PROBLEM REQUIREMENTS:
In the entries below, find each line where the word "that" appears and give only the total count of such lines.
BEGIN
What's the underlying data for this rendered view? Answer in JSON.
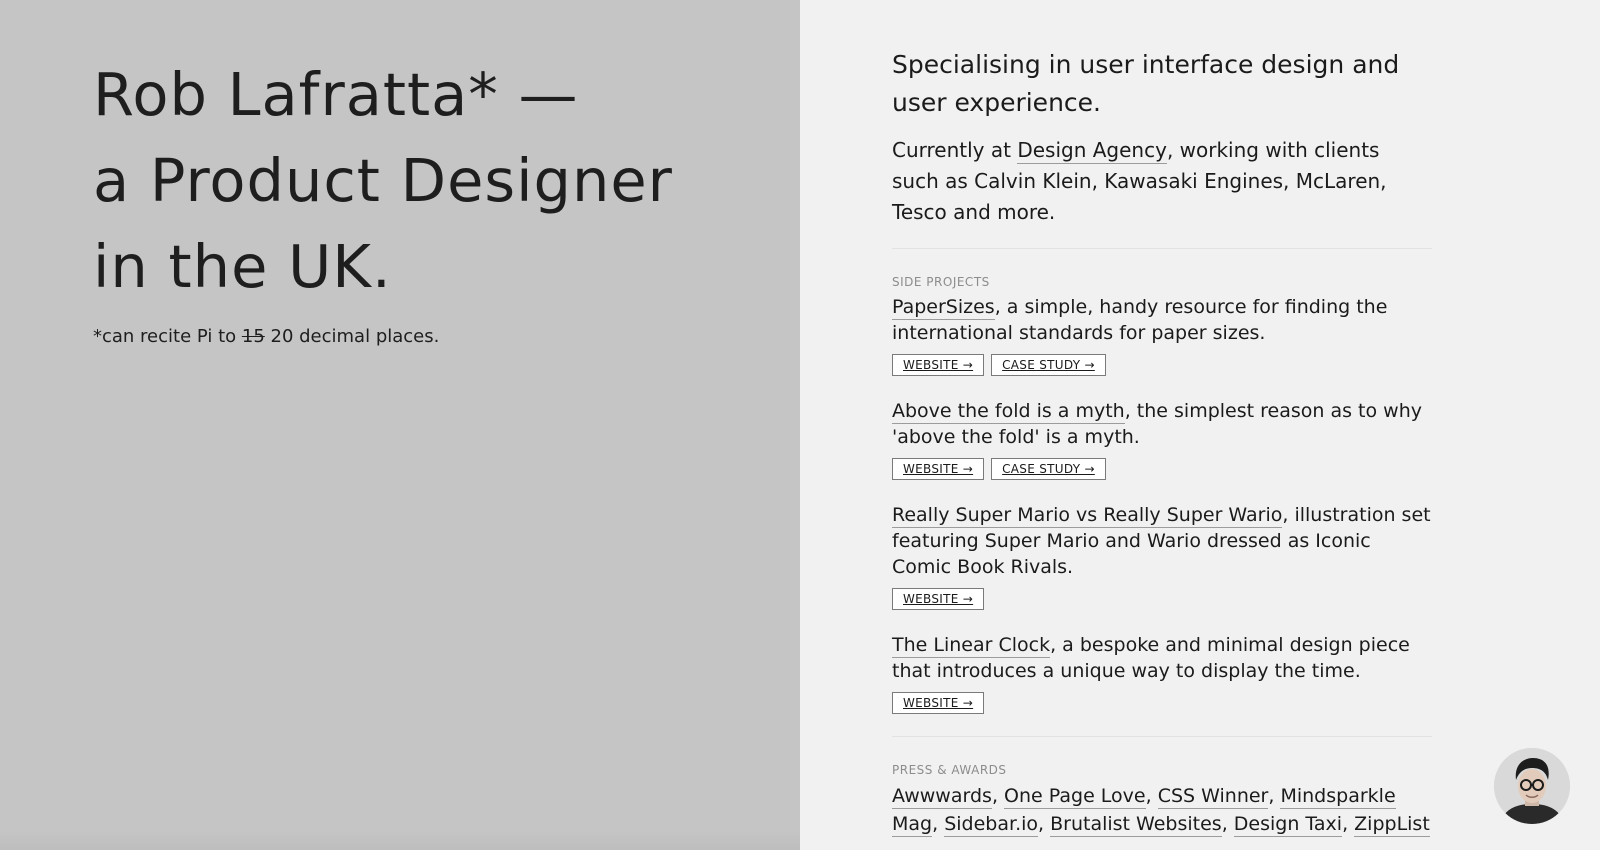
{
  "hero": {
    "line1": "Rob Lafratta* —",
    "line2": "a Product Designer",
    "line3": "in the UK.",
    "footnote_prefix": "*can recite Pi to ",
    "footnote_strike": "15",
    "footnote_suffix": " 20 decimal places."
  },
  "intro": {
    "text": "Specialising in user interface design and user experience."
  },
  "current": {
    "prefix": "Currently at ",
    "agency": "Design Agency",
    "suffix": ", working with clients such as Calvin Klein, Kawasaki Engines, McLaren, Tesco and more."
  },
  "side_projects": {
    "label": "SIDE PROJECTS",
    "items": [
      {
        "title": "PaperSizes",
        "desc": ", a simple, handy resource for finding the international standards for paper sizes.",
        "website": "WEBSITE →",
        "case_study": "CASE STUDY →"
      },
      {
        "title": "Above the fold is a myth",
        "desc": ", the simplest reason as to why 'above the fold' is a myth.",
        "website": "WEBSITE →",
        "case_study": "CASE STUDY →"
      },
      {
        "title": "Really Super Mario vs Really Super Wario",
        "desc": ", illustration set featuring Super Mario and Wario dressed as Iconic Comic Book Rivals.",
        "website": "WEBSITE →"
      },
      {
        "title": "The Linear Clock",
        "desc": ", a bespoke and minimal design piece that introduces a unique way to display the time.",
        "website": "WEBSITE →"
      }
    ]
  },
  "press": {
    "label": "PRESS & AWARDS",
    "items": [
      "Awwwards",
      "One Page Love",
      "CSS Winner",
      "Mindsparkle Mag",
      "Sidebar.io",
      "Brutalist Websites",
      "Design Taxi",
      "ZippList"
    ],
    "sep": ", "
  },
  "colors": {
    "left_bg": "#c5c5c5",
    "right_bg": "#f1f1f1",
    "text": "#1b1b1b"
  },
  "icons": {
    "avatar": "avatar-icon"
  }
}
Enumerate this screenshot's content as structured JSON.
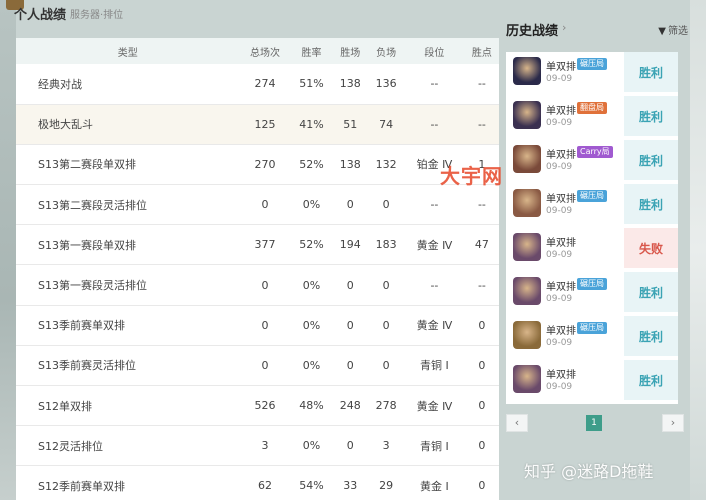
{
  "header": {
    "title": "个人战绩",
    "subtitle": "服务器·排位"
  },
  "stats": {
    "columns": [
      "类型",
      "总场次",
      "胜率",
      "胜场",
      "负场",
      "段位",
      "胜点"
    ],
    "rows": [
      [
        "经典对战",
        "274",
        "51%",
        "138",
        "136",
        "--",
        "--"
      ],
      [
        "极地大乱斗",
        "125",
        "41%",
        "51",
        "74",
        "--",
        "--"
      ],
      [
        "S13第二赛段单双排",
        "270",
        "52%",
        "138",
        "132",
        "铂金 Ⅳ",
        "1"
      ],
      [
        "S13第二赛段灵活排位",
        "0",
        "0%",
        "0",
        "0",
        "--",
        "--"
      ],
      [
        "S13第一赛段单双排",
        "377",
        "52%",
        "194",
        "183",
        "黄金 Ⅳ",
        "47"
      ],
      [
        "S13第一赛段灵活排位",
        "0",
        "0%",
        "0",
        "0",
        "--",
        "--"
      ],
      [
        "S13季前赛单双排",
        "0",
        "0%",
        "0",
        "0",
        "黄金 Ⅳ",
        "0"
      ],
      [
        "S13季前赛灵活排位",
        "0",
        "0%",
        "0",
        "0",
        "青铜 Ⅰ",
        "0"
      ],
      [
        "S12单双排",
        "526",
        "48%",
        "248",
        "278",
        "黄金 Ⅳ",
        "0"
      ],
      [
        "S12灵活排位",
        "3",
        "0%",
        "0",
        "3",
        "青铜 Ⅰ",
        "0"
      ],
      [
        "S12季前赛单双排",
        "62",
        "54%",
        "33",
        "29",
        "黄金 Ⅰ",
        "0"
      ]
    ]
  },
  "history": {
    "title": "历史战绩",
    "filter_label": "筛选",
    "filter_icon": "filter-icon",
    "matches": [
      {
        "mode": "单双排",
        "tag": "碾压局",
        "tag_color": "#4aa3d9",
        "date": "09-09",
        "result": "胜利",
        "outcome": "win",
        "champ_color": "#2b2a4a"
      },
      {
        "mode": "单双排",
        "tag": "翻盘局",
        "tag_color": "#e0713a",
        "date": "09-09",
        "result": "胜利",
        "outcome": "win",
        "champ_color": "#3a3050"
      },
      {
        "mode": "单双排",
        "tag": "Carry局",
        "tag_color": "#a05ad0",
        "date": "09-09",
        "result": "胜利",
        "outcome": "win",
        "champ_color": "#7a4a3a"
      },
      {
        "mode": "单双排",
        "tag": "碾压局",
        "tag_color": "#4aa3d9",
        "date": "09-09",
        "result": "胜利",
        "outcome": "win",
        "champ_color": "#8a5a44"
      },
      {
        "mode": "单双排",
        "tag": "",
        "tag_color": "",
        "date": "09-09",
        "result": "失败",
        "outcome": "lose",
        "champ_color": "#6a4a6a"
      },
      {
        "mode": "单双排",
        "tag": "碾压局",
        "tag_color": "#4aa3d9",
        "date": "09-09",
        "result": "胜利",
        "outcome": "win",
        "champ_color": "#6a4a6a"
      },
      {
        "mode": "单双排",
        "tag": "碾压局",
        "tag_color": "#4aa3d9",
        "date": "09-09",
        "result": "胜利",
        "outcome": "win",
        "champ_color": "#8a6a3a"
      },
      {
        "mode": "单双排",
        "tag": "",
        "tag_color": "",
        "date": "09-09",
        "result": "胜利",
        "outcome": "win",
        "champ_color": "#6a4a6a"
      }
    ]
  },
  "pager": {
    "prev": "‹",
    "current_page": "1",
    "next": "›"
  },
  "watermarks": {
    "red": "大宇网",
    "zhihu": "知乎 @迷路D拖鞋"
  }
}
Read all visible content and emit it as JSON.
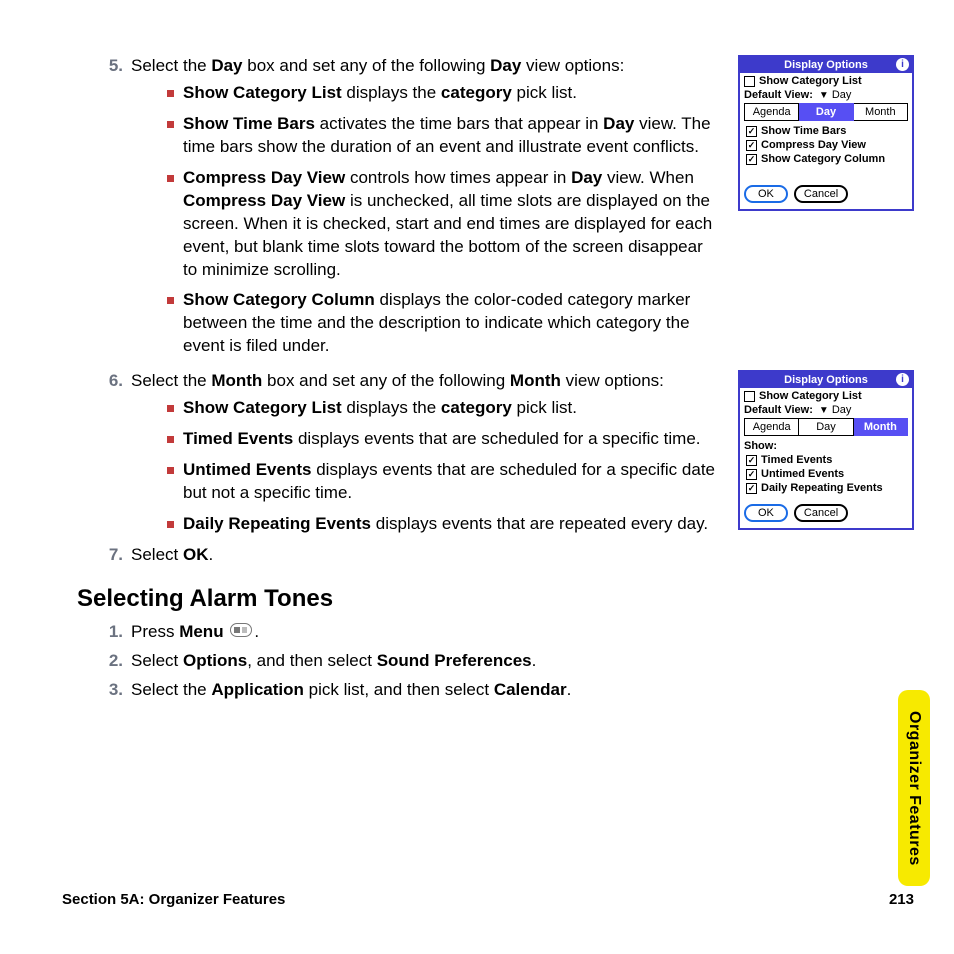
{
  "step5": {
    "num": "5.",
    "text_parts": [
      "Select the ",
      "Day",
      " box and set any of the following ",
      "Day",
      " view options:"
    ],
    "bullets": [
      {
        "b": "Show Category List",
        "rest": " displays the ",
        "b2": "category",
        "tail": " pick list."
      },
      {
        "b": "Show Time Bars",
        "rest": " activates the time bars that appear in ",
        "b2": "Day",
        "tail": " view. The time bars show the duration of an event and illustrate event conflicts."
      },
      {
        "b": "Compress Day View",
        "rest": " controls how times appear in ",
        "b2": "Day",
        "tail": " view. When ",
        "b3": "Compress Day View",
        "tail2": " is unchecked, all time slots are displayed on the screen. When it is checked, start and end times are displayed for each event, but blank time slots toward the bottom of the screen disappear to minimize scrolling."
      },
      {
        "b": "Show Category Column",
        "rest": " displays the color-coded category marker between the time and the description to indicate which category the event is filed under."
      }
    ]
  },
  "step6": {
    "num": "6.",
    "text_parts": [
      "Select the ",
      "Month",
      " box and set any of the following ",
      "Month",
      " view options:"
    ],
    "bullets": [
      {
        "b": "Show Category List",
        "rest": " displays the ",
        "b2": "category",
        "tail": " pick list."
      },
      {
        "b": "Timed Events",
        "rest": " displays events that are scheduled for a specific time."
      },
      {
        "b": "Untimed Events",
        "rest": " displays events that are scheduled for a specific date but not a specific time."
      },
      {
        "b": "Daily Repeating Events",
        "rest": " displays events that are repeated every day."
      }
    ]
  },
  "step7": {
    "num": "7.",
    "pre": "Select ",
    "b": "OK",
    "post": "."
  },
  "alarm": {
    "heading": "Selecting Alarm Tones",
    "s1": {
      "num": "1.",
      "pre": "Press ",
      "b": "Menu",
      "post": " ",
      "tail": "."
    },
    "s2": {
      "num": "2.",
      "pre": "Select ",
      "b": "Options",
      "mid": ", and then select ",
      "b2": "Sound Preferences",
      "post": "."
    },
    "s3": {
      "num": "3.",
      "pre": "Select the ",
      "b": "Application",
      "mid": " pick list, and then select ",
      "b2": "Calendar",
      "post": "."
    }
  },
  "footer": {
    "section": "Section 5A: Organizer Features",
    "page": "213"
  },
  "side_tab": "Organizer Features",
  "pda_day": {
    "title": "Display Options",
    "show_cat": "Show Category List",
    "default_view": "Default View:",
    "default_value": "Day",
    "tabs": [
      "Agenda",
      "Day",
      "Month"
    ],
    "active_tab": "Day",
    "options": [
      "Show Time Bars",
      "Compress Day View",
      "Show Category Column"
    ],
    "ok": "OK",
    "cancel": "Cancel"
  },
  "pda_month": {
    "title": "Display Options",
    "show_cat": "Show Category List",
    "default_view": "Default View:",
    "default_value": "Day",
    "tabs": [
      "Agenda",
      "Day",
      "Month"
    ],
    "active_tab": "Month",
    "show_label": "Show:",
    "options": [
      "Timed Events",
      "Untimed Events",
      "Daily Repeating Events"
    ],
    "ok": "OK",
    "cancel": "Cancel"
  }
}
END
RESPONSE TO THIS EXERCISE:
5